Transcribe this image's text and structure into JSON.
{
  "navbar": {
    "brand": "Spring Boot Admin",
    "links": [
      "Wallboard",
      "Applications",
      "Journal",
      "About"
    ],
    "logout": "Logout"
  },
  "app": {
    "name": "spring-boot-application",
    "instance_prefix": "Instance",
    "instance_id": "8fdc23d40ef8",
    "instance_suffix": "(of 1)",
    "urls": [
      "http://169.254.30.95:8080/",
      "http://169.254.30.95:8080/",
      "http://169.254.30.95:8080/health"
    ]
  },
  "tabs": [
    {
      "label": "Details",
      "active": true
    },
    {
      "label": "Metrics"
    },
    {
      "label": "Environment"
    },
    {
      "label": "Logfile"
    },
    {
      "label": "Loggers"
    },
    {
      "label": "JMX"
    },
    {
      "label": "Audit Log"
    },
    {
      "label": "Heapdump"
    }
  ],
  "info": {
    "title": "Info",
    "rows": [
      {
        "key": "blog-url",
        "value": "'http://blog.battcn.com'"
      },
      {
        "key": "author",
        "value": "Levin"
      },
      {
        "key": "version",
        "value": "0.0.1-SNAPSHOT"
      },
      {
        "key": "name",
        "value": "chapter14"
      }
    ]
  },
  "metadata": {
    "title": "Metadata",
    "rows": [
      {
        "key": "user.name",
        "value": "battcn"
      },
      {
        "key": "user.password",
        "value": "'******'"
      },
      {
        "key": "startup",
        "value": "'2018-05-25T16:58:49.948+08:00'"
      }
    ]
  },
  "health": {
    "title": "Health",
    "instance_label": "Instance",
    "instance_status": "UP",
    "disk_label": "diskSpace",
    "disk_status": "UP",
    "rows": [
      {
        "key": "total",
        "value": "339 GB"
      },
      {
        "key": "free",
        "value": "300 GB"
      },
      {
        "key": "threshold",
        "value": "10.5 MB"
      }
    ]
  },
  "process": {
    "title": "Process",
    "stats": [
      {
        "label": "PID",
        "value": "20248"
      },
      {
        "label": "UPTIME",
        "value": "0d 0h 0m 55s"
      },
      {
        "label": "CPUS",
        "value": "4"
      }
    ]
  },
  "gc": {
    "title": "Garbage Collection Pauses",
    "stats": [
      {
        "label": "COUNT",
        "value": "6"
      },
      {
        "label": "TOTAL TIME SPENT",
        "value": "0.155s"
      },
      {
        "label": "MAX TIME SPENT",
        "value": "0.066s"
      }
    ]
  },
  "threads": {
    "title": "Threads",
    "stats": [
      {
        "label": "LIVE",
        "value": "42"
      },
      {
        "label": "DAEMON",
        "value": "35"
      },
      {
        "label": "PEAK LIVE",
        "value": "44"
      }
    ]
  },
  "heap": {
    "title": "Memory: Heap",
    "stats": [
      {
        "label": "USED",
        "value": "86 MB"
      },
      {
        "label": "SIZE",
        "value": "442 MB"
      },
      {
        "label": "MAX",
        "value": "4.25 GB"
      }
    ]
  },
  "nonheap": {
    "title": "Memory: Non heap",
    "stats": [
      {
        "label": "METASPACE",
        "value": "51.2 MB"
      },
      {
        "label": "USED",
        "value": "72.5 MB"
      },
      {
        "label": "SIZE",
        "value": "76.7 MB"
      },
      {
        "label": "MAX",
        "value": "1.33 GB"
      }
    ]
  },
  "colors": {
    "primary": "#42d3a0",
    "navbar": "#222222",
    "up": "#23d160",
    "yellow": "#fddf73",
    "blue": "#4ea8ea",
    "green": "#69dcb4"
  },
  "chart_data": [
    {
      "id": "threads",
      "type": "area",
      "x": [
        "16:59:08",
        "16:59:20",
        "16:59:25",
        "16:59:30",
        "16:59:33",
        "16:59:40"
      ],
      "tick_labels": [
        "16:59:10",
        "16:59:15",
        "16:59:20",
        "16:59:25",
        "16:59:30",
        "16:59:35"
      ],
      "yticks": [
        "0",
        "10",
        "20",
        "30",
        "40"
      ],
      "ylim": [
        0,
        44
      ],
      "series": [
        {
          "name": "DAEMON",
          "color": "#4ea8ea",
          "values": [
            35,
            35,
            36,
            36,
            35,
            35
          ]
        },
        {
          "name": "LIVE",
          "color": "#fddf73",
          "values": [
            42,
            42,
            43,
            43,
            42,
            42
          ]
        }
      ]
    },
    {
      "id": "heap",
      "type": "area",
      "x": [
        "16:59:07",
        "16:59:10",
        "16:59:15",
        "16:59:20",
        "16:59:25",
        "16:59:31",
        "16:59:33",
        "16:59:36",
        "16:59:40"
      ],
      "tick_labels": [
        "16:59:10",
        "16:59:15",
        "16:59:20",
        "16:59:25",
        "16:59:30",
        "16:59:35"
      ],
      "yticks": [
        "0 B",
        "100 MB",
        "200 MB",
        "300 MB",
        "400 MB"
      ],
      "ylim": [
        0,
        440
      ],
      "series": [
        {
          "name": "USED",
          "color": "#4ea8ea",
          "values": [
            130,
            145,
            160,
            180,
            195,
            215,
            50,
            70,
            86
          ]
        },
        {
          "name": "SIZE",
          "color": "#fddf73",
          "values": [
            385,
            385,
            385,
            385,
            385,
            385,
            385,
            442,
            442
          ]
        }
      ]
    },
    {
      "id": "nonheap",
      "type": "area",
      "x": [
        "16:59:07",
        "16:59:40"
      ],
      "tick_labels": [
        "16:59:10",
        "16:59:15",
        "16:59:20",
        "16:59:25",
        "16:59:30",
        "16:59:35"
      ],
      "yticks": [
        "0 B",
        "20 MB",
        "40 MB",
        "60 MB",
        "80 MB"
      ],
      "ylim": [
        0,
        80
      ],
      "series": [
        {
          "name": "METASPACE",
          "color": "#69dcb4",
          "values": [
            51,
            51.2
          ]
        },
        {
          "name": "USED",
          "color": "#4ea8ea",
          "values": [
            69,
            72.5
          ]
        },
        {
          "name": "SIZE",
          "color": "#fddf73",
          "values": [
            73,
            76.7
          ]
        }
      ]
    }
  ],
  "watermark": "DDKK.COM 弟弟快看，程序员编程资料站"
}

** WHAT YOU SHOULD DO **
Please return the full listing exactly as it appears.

** SOLUTION **
Transcribe this image's text and structure into JSON.
{
  "navbar": {
    "brand": "Spring Boot Admin",
    "links": [
      "Wallboard",
      "Applications",
      "Journal",
      "About"
    ],
    "logout": "Logout"
  },
  "app": {
    "name": "spring-boot-application",
    "instance_prefix": "Instance",
    "instance_id": "8fdc23d40ef8",
    "instance_suffix": "(of 1)",
    "urls": [
      "http://169.254.30.95:8080/",
      "http://169.254.30.95:8080/",
      "http://169.254.30.95:8080/health"
    ]
  },
  "tabs": [
    {
      "label": "Details",
      "active": true
    },
    {
      "label": "Metrics"
    },
    {
      "label": "Environment"
    },
    {
      "label": "Logfile"
    },
    {
      "label": "Loggers"
    },
    {
      "label": "JMX"
    },
    {
      "label": "Audit Log"
    },
    {
      "label": "Heapdump"
    }
  ],
  "info": {
    "title": "Info",
    "rows": [
      {
        "key": "blog-url",
        "value": "'http://blog.battcn.com'"
      },
      {
        "key": "author",
        "value": "Levin"
      },
      {
        "key": "version",
        "value": "0.0.1-SNAPSHOT"
      },
      {
        "key": "name",
        "value": "chapter14"
      }
    ]
  },
  "metadata": {
    "title": "Metadata",
    "rows": [
      {
        "key": "user.name",
        "value": "battcn"
      },
      {
        "key": "user.password",
        "value": "'******'"
      },
      {
        "key": "startup",
        "value": "'2018-05-25T16:58:49.948+08:00'"
      }
    ]
  },
  "health": {
    "title": "Health",
    "instance_label": "Instance",
    "instance_status": "UP",
    "disk_label": "diskSpace",
    "disk_status": "UP",
    "rows": [
      {
        "key": "total",
        "value": "339 GB"
      },
      {
        "key": "free",
        "value": "300 GB"
      },
      {
        "key": "threshold",
        "value": "10.5 MB"
      }
    ]
  },
  "process": {
    "title": "Process",
    "stats": [
      {
        "label": "PID",
        "value": "20248"
      },
      {
        "label": "UPTIME",
        "value": "0d 0h 0m 55s"
      },
      {
        "label": "CPUS",
        "value": "4"
      }
    ]
  },
  "gc": {
    "title": "Garbage Collection Pauses",
    "stats": [
      {
        "label": "COUNT",
        "value": "6"
      },
      {
        "label": "TOTAL TIME SPENT",
        "value": "0.155s"
      },
      {
        "label": "MAX TIME SPENT",
        "value": "0.066s"
      }
    ]
  },
  "threads": {
    "title": "Threads",
    "stats": [
      {
        "label": "LIVE",
        "value": "42"
      },
      {
        "label": "DAEMON",
        "value": "35"
      },
      {
        "label": "PEAK LIVE",
        "value": "44"
      }
    ]
  },
  "heap": {
    "title": "Memory: Heap",
    "stats": [
      {
        "label": "USED",
        "value": "86 MB"
      },
      {
        "label": "SIZE",
        "value": "442 MB"
      },
      {
        "label": "MAX",
        "value": "4.25 GB"
      }
    ]
  },
  "nonheap": {
    "title": "Memory: Non heap",
    "stats": [
      {
        "label": "METASPACE",
        "value": "51.2 MB"
      },
      {
        "label": "USED",
        "value": "72.5 MB"
      },
      {
        "label": "SIZE",
        "value": "76.7 MB"
      },
      {
        "label": "MAX",
        "value": "1.33 GB"
      }
    ]
  },
  "colors": {
    "primary": "#42d3a0",
    "navbar": "#222222",
    "up": "#23d160",
    "yellow": "#fddf73",
    "blue": "#4ea8ea",
    "green": "#69dcb4"
  },
  "chart_data": [
    {
      "id": "threads",
      "type": "area",
      "x": [
        "16:59:08",
        "16:59:20",
        "16:59:25",
        "16:59:30",
        "16:59:33",
        "16:59:40"
      ],
      "tick_labels": [
        "16:59:10",
        "16:59:15",
        "16:59:20",
        "16:59:25",
        "16:59:30",
        "16:59:35"
      ],
      "yticks": [
        "0",
        "10",
        "20",
        "30",
        "40"
      ],
      "ylim": [
        0,
        44
      ],
      "series": [
        {
          "name": "DAEMON",
          "color": "#4ea8ea",
          "values": [
            35,
            35,
            36,
            36,
            35,
            35
          ]
        },
        {
          "name": "LIVE",
          "color": "#fddf73",
          "values": [
            42,
            42,
            43,
            43,
            42,
            42
          ]
        }
      ]
    },
    {
      "id": "heap",
      "type": "area",
      "x": [
        "16:59:07",
        "16:59:10",
        "16:59:15",
        "16:59:20",
        "16:59:25",
        "16:59:31",
        "16:59:33",
        "16:59:36",
        "16:59:40"
      ],
      "tick_labels": [
        "16:59:10",
        "16:59:15",
        "16:59:20",
        "16:59:25",
        "16:59:30",
        "16:59:35"
      ],
      "yticks": [
        "0 B",
        "100 MB",
        "200 MB",
        "300 MB",
        "400 MB"
      ],
      "ylim": [
        0,
        440
      ],
      "series": [
        {
          "name": "USED",
          "color": "#4ea8ea",
          "values": [
            130,
            145,
            160,
            180,
            195,
            215,
            50,
            70,
            86
          ]
        },
        {
          "name": "SIZE",
          "color": "#fddf73",
          "values": [
            385,
            385,
            385,
            385,
            385,
            385,
            385,
            442,
            442
          ]
        }
      ]
    },
    {
      "id": "nonheap",
      "type": "area",
      "x": [
        "16:59:07",
        "16:59:40"
      ],
      "tick_labels": [
        "16:59:10",
        "16:59:15",
        "16:59:20",
        "16:59:25",
        "16:59:30",
        "16:59:35"
      ],
      "yticks": [
        "0 B",
        "20 MB",
        "40 MB",
        "60 MB",
        "80 MB"
      ],
      "ylim": [
        0,
        80
      ],
      "series": [
        {
          "name": "METASPACE",
          "color": "#69dcb4",
          "values": [
            51,
            51.2
          ]
        },
        {
          "name": "USED",
          "color": "#4ea8ea",
          "values": [
            69,
            72.5
          ]
        },
        {
          "name": "SIZE",
          "color": "#fddf73",
          "values": [
            73,
            76.7
          ]
        }
      ]
    }
  ],
  "watermark": "DDKK.COM 弟弟快看，程序员编程资料站"
}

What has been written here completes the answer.